Probably the best film adaptation of a Philip K. Dick novel, to date. (Blade Runner is great but the clich├ęd voiceovers and happy ending tacked on by the studio kind of ruin it for meluckily, the director's cut is now widely available.) It captures the darkly funny, drugged-out atmosphere, and the acting (for the most part) is spot-on. Keanu Reeves, unfortunately, seemed like a rather poor choice for the roleI couldn't tell if he was being serious or sarcastic most of the timebut then, he may have been a poor choice for every role he's been cast in, with the exception of the Bill and Ted movies. (Ouch.)

My biggest issue with the film is the rotoscoping. I wouldn't have minded its being animated if it were actually drawn in an interesting style, but what's the point of filming actors and then transforming them into cartoons via computer? Why not just use the live-action shots?

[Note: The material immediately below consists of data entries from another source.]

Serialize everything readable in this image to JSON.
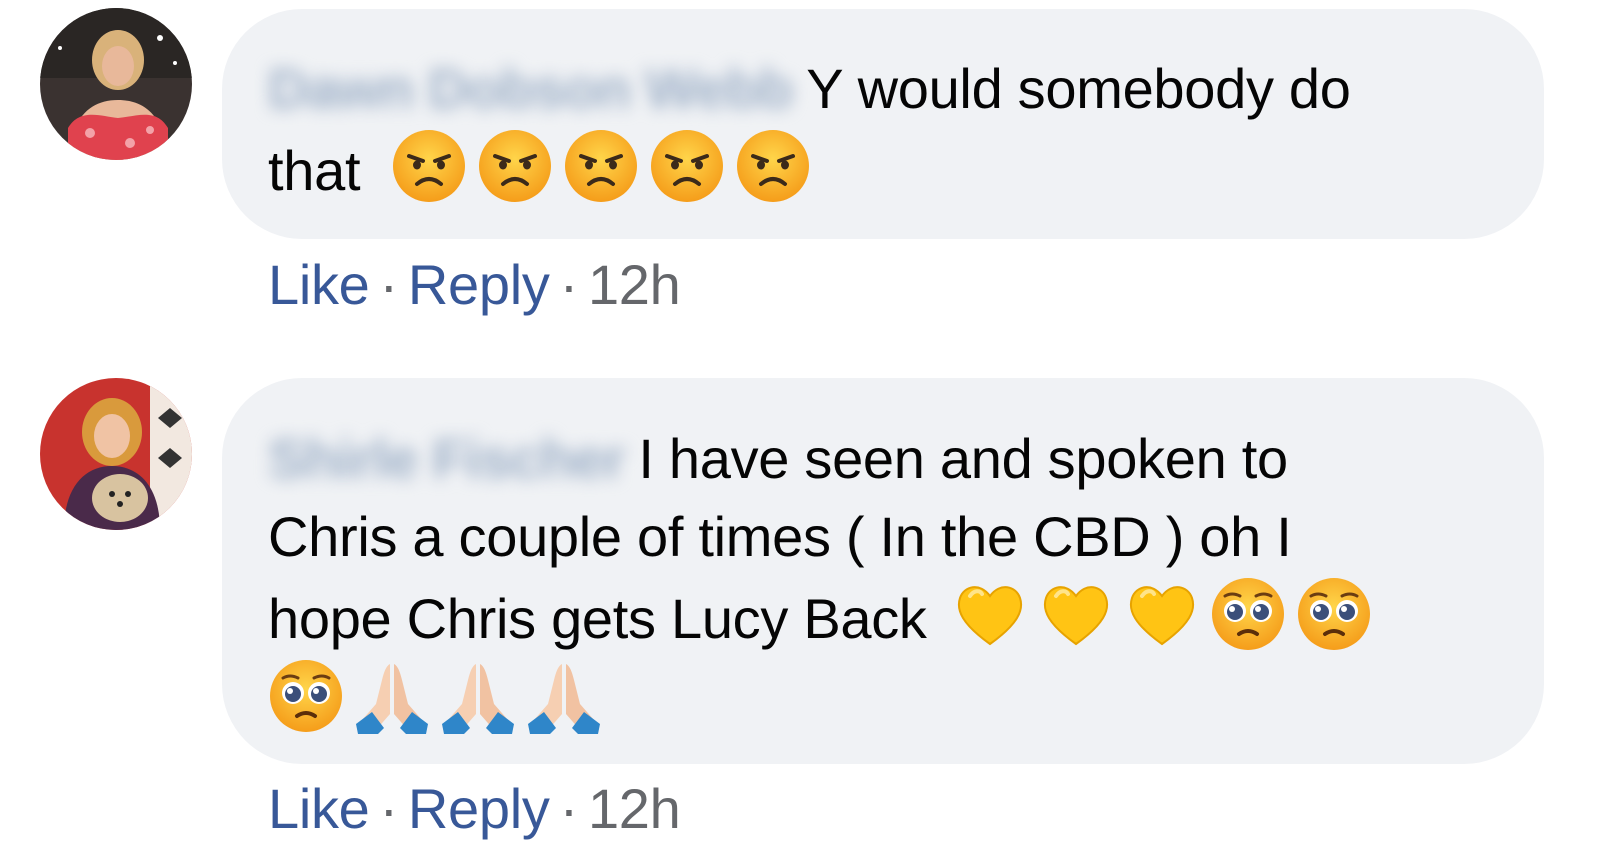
{
  "comments": [
    {
      "author": "Dawn Dobson Webb",
      "text_line1": "Y would somebody do",
      "text_line2": "that",
      "emojis": [
        "angry-face",
        "angry-face",
        "angry-face",
        "angry-face",
        "angry-face"
      ],
      "actions": {
        "like": "Like",
        "reply": "Reply",
        "separator": "·",
        "time": "12h"
      }
    },
    {
      "author": "Shirle Fischer",
      "text_line1": "I have seen and spoken to",
      "text_line2": "Chris a couple of times ( In the CBD ) oh I",
      "text_line3": "hope Chris gets Lucy Back",
      "emojis_line3": [
        "yellow-heart",
        "yellow-heart",
        "yellow-heart",
        "pleading-face",
        "pleading-face"
      ],
      "emojis_line4": [
        "pleading-face",
        "folded-hands",
        "folded-hands",
        "folded-hands"
      ],
      "actions": {
        "like": "Like",
        "reply": "Reply",
        "separator": "·",
        "time": "12h"
      }
    }
  ],
  "colors": {
    "bubble": "#f0f2f5",
    "link": "#385898",
    "meta": "#65676b",
    "text": "#050505"
  }
}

I suppose it was easier to portray the scramble suits this way, but it would have been more interesting and challenging to try and do this with real actors, perhaps using stop motion techniques, or fading shots of different people from one to the other.

The Squid and the Whale, Noah Baumbach, 2005
I overheard a co-worker talking about how much he hated The Squid and the Whale, that it was one of the most depressing films he'd seen of late. While I don't think a dismal atmosphere inherently makes for a bad film, this eavesdropped snippet was cause enough for me to slip it into the DVD player when I got home. I found that my memory had not deceived meI still like this film. All of the characters have their faults (some more than others) but that's life, no? Perhaps my co-worker did not bother to see it through to the finish, which ends on a redeeming note.

Eadweard Muybridge, Zoopraxographer, Thom Andersen, 1975
More on this later.

The Pink Panther, Shaun Levy, 2006
Steve Martin was amazing in The Jerk, but he has nothing on Peter Sellers, at least in the role of Inspector Clouseau. I'd only seen the original 1963 Pink Panther film, but I'll always remember one of the funniest moments occurring when Sellers walks into the room and accidentally kicks up the rug. None of the jokes in this recent addition to the Pink Panther dynasty are nearly as subtle.

An Unreasonable Man, Henriette Mantel and Steve Skrovan, 2006
This intelligent, well-constructed documentary on Ralph Nader left me wanting to move to Canada. But then, I guess that's sort of missing the point, as Nader is one of the few politicans who really believes in the ideals of the American dream, and wants to see them put into practice. This may be one of the most appropriately titled films I've seen in awhile, referring to a George Bernard Shaw quote stating that "all progress depends on the unreasonable man."

Sunday, February 04, 2007

Movies watched, week of January 28-February 3, 2007

Nashville, Robert Altman, 1975
Eric Idle's Personal Best (Not really a movie, per se, but a selection of Monty Python sketches)
About Schmidt
, Alexander Payne, 2002
Wild Strawberries, Ingmar Bergman, 1957

I also caught about a minute of Andy Warhol's Empire (1964), which is currently being screened on a loop (well, a two hour segment of it) at MoMA. I pretty much got the gist of it though—actually watching the whole eight hours might only make sense if you want to be able to say you've seen it. Or maybe if you've lost a bet. Now that I think about it, it might be interesting to see while fast forwarding through it (at the fastest speed possible), illustrating the passage of time and the activity (or lack of it) occurring, but at a much more watchable rate.